8. The Last Song by Nicholas SparksThe Last Song

I know that these books are pretty cookie cutter and all, but this book had such a personal bent for me that by the end of the book I was bawling my eyes out. I still can’t read about the character of the little brother without sniffling.

mistress of rome9. Mistress of Rome by Kate Quinn

Okay, this is historical fiction, so I’m kind of cheating. I mean, these “tough subjects” are somebody’s life. However, what I was struck by was a rather smaller part of the book, which is the physical and sexual abuse that Thea goes through at the hands of the Emperor. It was striking in how little it was underscore.

10. Streams of Babel by Carol Plum-Uccistreams of babel

I had almost forgotten about these books before I went looking for ones to fill this list, and now I’m struck with the need to read them all over again. These books are striking examples of what happens when you find yourself at Death’s door, when your mother overdoses and leaves you to die on your own and just about love in the face of death in general. Both it and it’s sequel just floored me.

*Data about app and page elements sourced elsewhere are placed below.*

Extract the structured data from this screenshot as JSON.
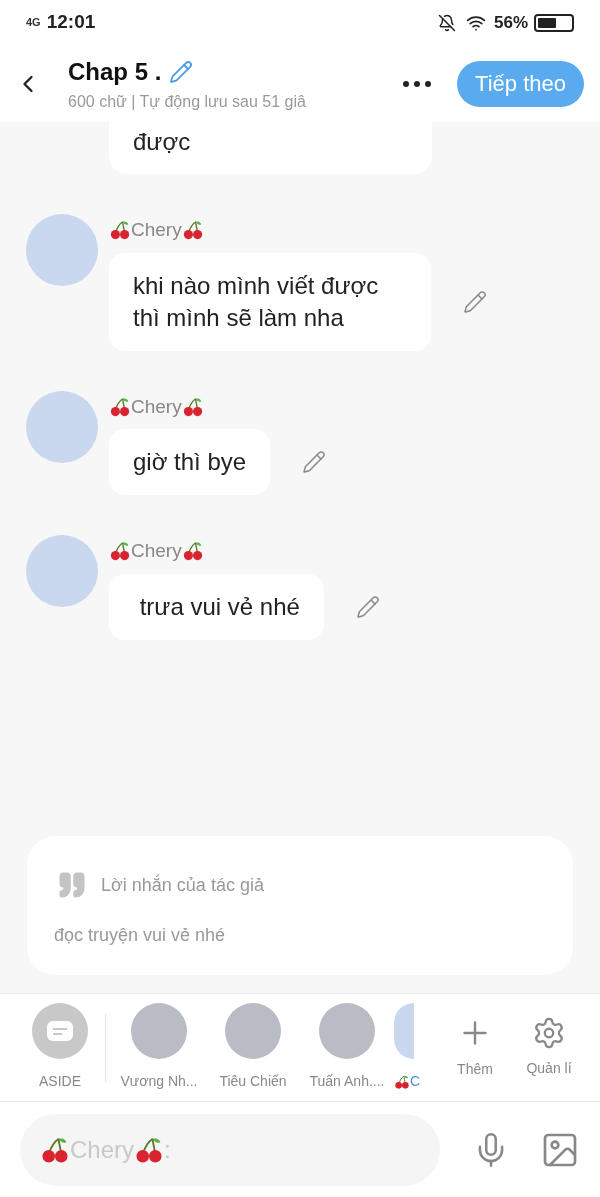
{
  "status_bar": {
    "network": "4G",
    "time": "12:01",
    "battery": "56%"
  },
  "header": {
    "title": "Chap 5 .",
    "subtitle": "600 chữ | Tự động lưu sau 51 giâ",
    "next_button": "Tiếp theo"
  },
  "messages": [
    {
      "kind": "partial",
      "text": "được"
    },
    {
      "kind": "message",
      "name": "Chery",
      "text": "khi nào mình viết được thì mình sẽ làm nha"
    },
    {
      "kind": "message",
      "name": "Chery",
      "text": "giờ thì bye"
    },
    {
      "kind": "message",
      "name": "Chery",
      "text": " trưa vui vẻ nhé"
    }
  ],
  "author_note": {
    "title": "Lời nhắn của tác giả",
    "body": "đọc truyện vui vẻ nhé"
  },
  "characters": [
    {
      "kind": "aside",
      "label": "ASIDE"
    },
    {
      "kind": "avatar",
      "label": "Vương Nh..."
    },
    {
      "kind": "avatar",
      "label": "Tiêu Chiến"
    },
    {
      "kind": "avatar",
      "label": "Tuấn Anh...."
    },
    {
      "kind": "cut",
      "label": "C"
    }
  ],
  "tools": [
    {
      "kind": "add",
      "label": "Thêm"
    },
    {
      "kind": "manage",
      "label": "Quản lí"
    }
  ],
  "input": {
    "name": "Chery",
    "suffix": ":"
  }
}
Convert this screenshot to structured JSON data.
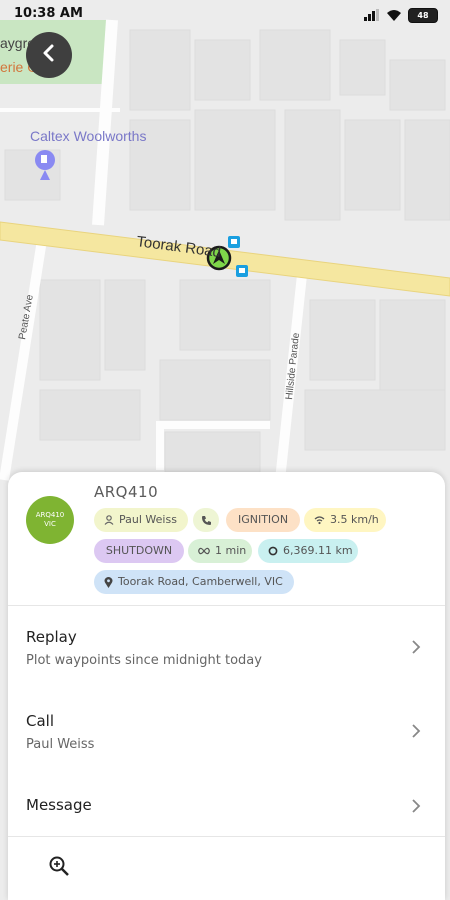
{
  "status_bar": {
    "time": "10:38 AM",
    "battery": "48"
  },
  "map": {
    "labels": {
      "playground": "ayground",
      "gate": "erie Gate",
      "station": "Caltex Woolworths",
      "road_main": "Toorak Road",
      "road_left": "Peate Ave",
      "road_mid": "Hillside Parade"
    }
  },
  "vehicle": {
    "avatar_line1": "ARQ410",
    "avatar_line2": "VIC",
    "id": "ARQ410",
    "chips": {
      "driver": "Paul Weiss",
      "ignition": "IGNITION",
      "speed": "3.5 km/h",
      "shutdown": "SHUTDOWN",
      "duration": "1 min",
      "odometer": "6,369.11 km",
      "location": "Toorak Road, Camberwell, VIC"
    }
  },
  "actions": {
    "replay_title": "Replay",
    "replay_sub": "Plot waypoints since midnight today",
    "call_title": "Call",
    "call_sub": "Paul Weiss",
    "message_title": "Message"
  },
  "colors": {
    "ignition": "#fde1c6",
    "shutdown": "#dcc8f2",
    "speed": "#fff6c2",
    "driver": "#f2f5cc",
    "phone": "#eef5d4",
    "duration": "#d8f0d6",
    "odometer": "#c9f0f0",
    "location": "#cfe3f7",
    "road": "#f5e7a0",
    "avatar": "#7fb432"
  }
}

Advertisements

11 thoughts on “Top Ten Books Dealing With Tough Subjects

  1. Alicia♥ says:

    WHOOP WHOOP WELCOME BACK!! School’s busy for me too and it’s getting hard to find time for blogging… *dramatic sigh* In anyways! I tend to avoid books FULL of topic subjects too because arghh they make me feel all gloomy and sad and yeah, tough. I have Code Name Verity and everyone’s been telling me to read it, and you’ve made me even more convicted to do so!! 😀

    Alicia @ Summer Next Top Story

  2. hollybindurham says:

    This is a GREAT list! Some of these I’ve read, others I haven’t but have been wanting to, and one or two I hadn’t heard of bit will definitely be checking out. So thanks!!

    Welcome back, and congrats on being done with school! Is it just another year down, or did you graduate? Either way, congrats, and I hope you’re able to take some R&R time for yourself!! 🙂

  3. I also included The Last Song on my list. It affected me more than I thought it would. As for Who I Kissed, even I’m not sure if it would work well as a book…the premise sounds interesting though. It sounds real (I mean, really, it could happen to anyone deathly allergic to something — people don’t think kissing can kill, but it’s a possibility). If you said it worked well, then maybe I’ll have to take a look. Great list!

  4. I recently read Code Name Verity and it was amazing. WWII female pilots and spies, Gestapo interrogation, breaking down of the class differences in England. It is a great story.

Leave a Reply

Fill in your details below or click an icon to log in:

WordPress.com Logo

You are commenting using your WordPress.com account. Log Out / Change )

Twitter picture

You are commenting using your Twitter account. Log Out / Change )

Facebook photo

You are commenting using your Facebook account. Log Out / Change )

Google+ photo

You are commenting using your Google+ account. Log Out / Change )

Connecting to %s